» **EXERCISE**: From the first line to the last, print the data exactly as written.
══ INPUT MATERIAL
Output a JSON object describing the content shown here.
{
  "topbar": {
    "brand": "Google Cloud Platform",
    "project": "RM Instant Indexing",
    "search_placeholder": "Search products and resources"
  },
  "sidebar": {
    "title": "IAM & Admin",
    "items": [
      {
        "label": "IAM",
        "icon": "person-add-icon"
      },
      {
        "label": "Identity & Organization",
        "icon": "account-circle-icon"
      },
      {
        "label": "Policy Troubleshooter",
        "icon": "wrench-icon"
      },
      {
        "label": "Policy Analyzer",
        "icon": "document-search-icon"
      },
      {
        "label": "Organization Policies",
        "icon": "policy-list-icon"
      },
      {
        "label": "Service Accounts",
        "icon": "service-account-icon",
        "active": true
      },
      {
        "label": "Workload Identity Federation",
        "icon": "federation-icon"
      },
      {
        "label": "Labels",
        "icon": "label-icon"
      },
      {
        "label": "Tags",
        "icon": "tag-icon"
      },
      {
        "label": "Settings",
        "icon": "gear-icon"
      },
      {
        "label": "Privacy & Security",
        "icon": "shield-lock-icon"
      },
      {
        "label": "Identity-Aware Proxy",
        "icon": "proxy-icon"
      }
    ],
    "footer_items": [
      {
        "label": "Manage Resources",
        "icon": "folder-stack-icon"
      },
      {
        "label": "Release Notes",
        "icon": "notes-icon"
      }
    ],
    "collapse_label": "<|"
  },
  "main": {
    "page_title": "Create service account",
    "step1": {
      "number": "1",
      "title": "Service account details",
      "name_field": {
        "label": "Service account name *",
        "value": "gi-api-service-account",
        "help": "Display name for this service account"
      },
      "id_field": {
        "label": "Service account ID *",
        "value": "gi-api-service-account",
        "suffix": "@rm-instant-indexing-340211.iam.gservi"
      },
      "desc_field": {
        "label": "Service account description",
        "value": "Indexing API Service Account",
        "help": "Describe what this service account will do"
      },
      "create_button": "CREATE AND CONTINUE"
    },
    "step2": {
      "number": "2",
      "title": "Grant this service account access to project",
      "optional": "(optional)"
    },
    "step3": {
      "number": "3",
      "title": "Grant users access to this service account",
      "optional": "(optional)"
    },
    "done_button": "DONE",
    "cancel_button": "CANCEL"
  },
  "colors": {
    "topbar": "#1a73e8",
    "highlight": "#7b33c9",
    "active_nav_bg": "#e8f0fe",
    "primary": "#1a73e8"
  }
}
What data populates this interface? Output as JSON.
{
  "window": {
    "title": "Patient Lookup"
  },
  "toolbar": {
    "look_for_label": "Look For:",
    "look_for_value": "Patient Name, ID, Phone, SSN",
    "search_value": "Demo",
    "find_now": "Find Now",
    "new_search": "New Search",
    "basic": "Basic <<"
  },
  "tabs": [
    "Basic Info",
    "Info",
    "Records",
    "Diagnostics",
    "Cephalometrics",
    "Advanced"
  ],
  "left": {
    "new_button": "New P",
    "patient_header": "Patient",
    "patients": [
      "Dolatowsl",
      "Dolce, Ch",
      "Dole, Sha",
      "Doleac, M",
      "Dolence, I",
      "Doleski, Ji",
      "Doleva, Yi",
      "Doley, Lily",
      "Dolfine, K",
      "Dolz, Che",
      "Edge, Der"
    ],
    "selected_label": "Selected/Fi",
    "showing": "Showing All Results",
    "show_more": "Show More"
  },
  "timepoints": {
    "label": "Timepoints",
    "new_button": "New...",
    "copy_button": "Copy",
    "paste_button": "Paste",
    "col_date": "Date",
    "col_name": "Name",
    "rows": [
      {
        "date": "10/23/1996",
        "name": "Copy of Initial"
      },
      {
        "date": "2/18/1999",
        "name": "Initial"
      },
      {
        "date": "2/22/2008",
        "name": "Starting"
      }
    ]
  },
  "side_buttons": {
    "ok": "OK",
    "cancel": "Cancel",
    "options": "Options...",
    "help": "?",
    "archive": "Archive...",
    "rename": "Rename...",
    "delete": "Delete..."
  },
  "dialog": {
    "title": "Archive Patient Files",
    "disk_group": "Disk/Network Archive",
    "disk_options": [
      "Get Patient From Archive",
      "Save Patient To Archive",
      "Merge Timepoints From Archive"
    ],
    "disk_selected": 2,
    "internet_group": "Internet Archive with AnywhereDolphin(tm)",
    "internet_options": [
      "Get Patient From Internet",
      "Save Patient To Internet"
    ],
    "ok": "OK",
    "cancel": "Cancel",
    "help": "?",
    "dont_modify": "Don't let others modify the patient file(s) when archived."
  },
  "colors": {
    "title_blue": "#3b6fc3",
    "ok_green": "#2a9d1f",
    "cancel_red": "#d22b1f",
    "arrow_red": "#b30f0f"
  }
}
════
» **WRITTEN SOLUTION**:
Output a JSON object describing the content shown here.
{
  "topbar": {
    "brand": "Google Cloud Platform",
    "project": "RM Instant Indexing",
    "search_placeholder": "Search products and resources"
  },
  "sidebar": {
    "title": "IAM & Admin",
    "items": [
      {
        "label": "IAM",
        "icon": "person-add-icon"
      },
      {
        "label": "Identity & Organization",
        "icon": "account-circle-icon"
      },
      {
        "label": "Policy Troubleshooter",
        "icon": "wrench-icon"
      },
      {
        "label": "Policy Analyzer",
        "icon": "document-search-icon"
      },
      {
        "label": "Organization Policies",
        "icon": "policy-list-icon"
      },
      {
        "label": "Service Accounts",
        "icon": "service-account-icon",
        "active": true
      },
      {
        "label": "Workload Identity Federation",
        "icon": "federation-icon"
      },
      {
        "label": "Labels",
        "icon": "label-icon"
      },
      {
        "label": "Tags",
        "icon": "tag-icon"
      },
      {
        "label": "Settings",
        "icon": "gear-icon"
      },
      {
        "label": "Privacy & Security",
        "icon": "shield-lock-icon"
      },
      {
        "label": "Identity-Aware Proxy",
        "icon": "proxy-icon"
      }
    ],
    "footer_items": [
      {
        "label": "Manage Resources",
        "icon": "folder-stack-icon"
      },
      {
        "label": "Release Notes",
        "icon": "notes-icon"
      }
    ],
    "collapse_label": "<|"
  },
  "main": {
    "page_title": "Create service account",
    "step1": {
      "number": "1",
      "title": "Service account details",
      "name_field": {
        "label": "Service account name *",
        "value": "gi-api-service-account",
        "help": "Display name for this service account"
      },
      "id_field": {
        "label": "Service account ID *",
        "value": "gi-api-service-account",
        "suffix": "@rm-instant-indexing-340211.iam.gservi"
      },
      "desc_field": {
        "label": "Service account description",
        "value": "Indexing API Service Account",
        "help": "Describe what this service account will do"
      },
      "create_button": "CREATE AND CONTINUE"
    },
    "step2": {
      "number": "2",
      "title": "Grant this service account access to project",
      "optional": "(optional)"
    },
    "step3": {
      "number": "3",
      "title": "Grant users access to this service account",
      "optional": "(optional)"
    },
    "done_button": "DONE",
    "cancel_button": "CANCEL"
  },
  "colors": {
    "topbar": "#1a73e8",
    "highlight": "#7b33c9",
    "active_nav_bg": "#e8f0fe",
    "primary": "#1a73e8"
  }
}
What data populates this interface? Output as JSON.
{
  "window": {
    "title": "Patient Lookup"
  },
  "toolbar": {
    "look_for_label": "Look For:",
    "look_for_value": "Patient Name, ID, Phone, SSN",
    "search_value": "Demo",
    "find_now": "Find Now",
    "new_search": "New Search",
    "basic": "Basic <<"
  },
  "tabs": [
    "Basic Info",
    "Info",
    "Records",
    "Diagnostics",
    "Cephalometrics",
    "Advanced"
  ],
  "left": {
    "new_button": "New P",
    "patient_header": "Patient",
    "patients": [
      "Dolatowsl",
      "Dolce, Ch",
      "Dole, Sha",
      "Doleac, M",
      "Dolence, I",
      "Doleski, Ji",
      "Doleva, Yi",
      "Doley, Lily",
      "Dolfine, K",
      "Dolz, Che",
      "Edge, Der"
    ],
    "selected_label": "Selected/Fi",
    "showing": "Showing All Results",
    "show_more": "Show More"
  },
  "timepoints": {
    "label": "Timepoints",
    "new_button": "New...",
    "copy_button": "Copy",
    "paste_button": "Paste",
    "col_date": "Date",
    "col_name": "Name",
    "rows": [
      {
        "date": "10/23/1996",
        "name": "Copy of Initial"
      },
      {
        "date": "2/18/1999",
        "name": "Initial"
      },
      {
        "date": "2/22/2008",
        "name": "Starting"
      }
    ]
  },
  "side_buttons": {
    "ok": "OK",
    "cancel": "Cancel",
    "options": "Options...",
    "help": "?",
    "archive": "Archive...",
    "rename": "Rename...",
    "delete": "Delete..."
  },
  "dialog": {
    "title": "Archive Patient Files",
    "disk_group": "Disk/Network Archive",
    "disk_options": [
      "Get Patient From Archive",
      "Save Patient To Archive",
      "Merge Timepoints From Archive"
    ],
    "disk_selected": 2,
    "internet_group": "Internet Archive with AnywhereDolphin(tm)",
    "internet_options": [
      "Get Patient From Internet",
      "Save Patient To Internet"
    ],
    "ok": "OK",
    "cancel": "Cancel",
    "help": "?",
    "dont_modify": "Don't let others modify the patient file(s) when archived."
  },
  "colors": {
    "title_blue": "#3b6fc3",
    "ok_green": "#2a9d1f",
    "cancel_red": "#d22b1f",
    "arrow_red": "#b30f0f"
  }
}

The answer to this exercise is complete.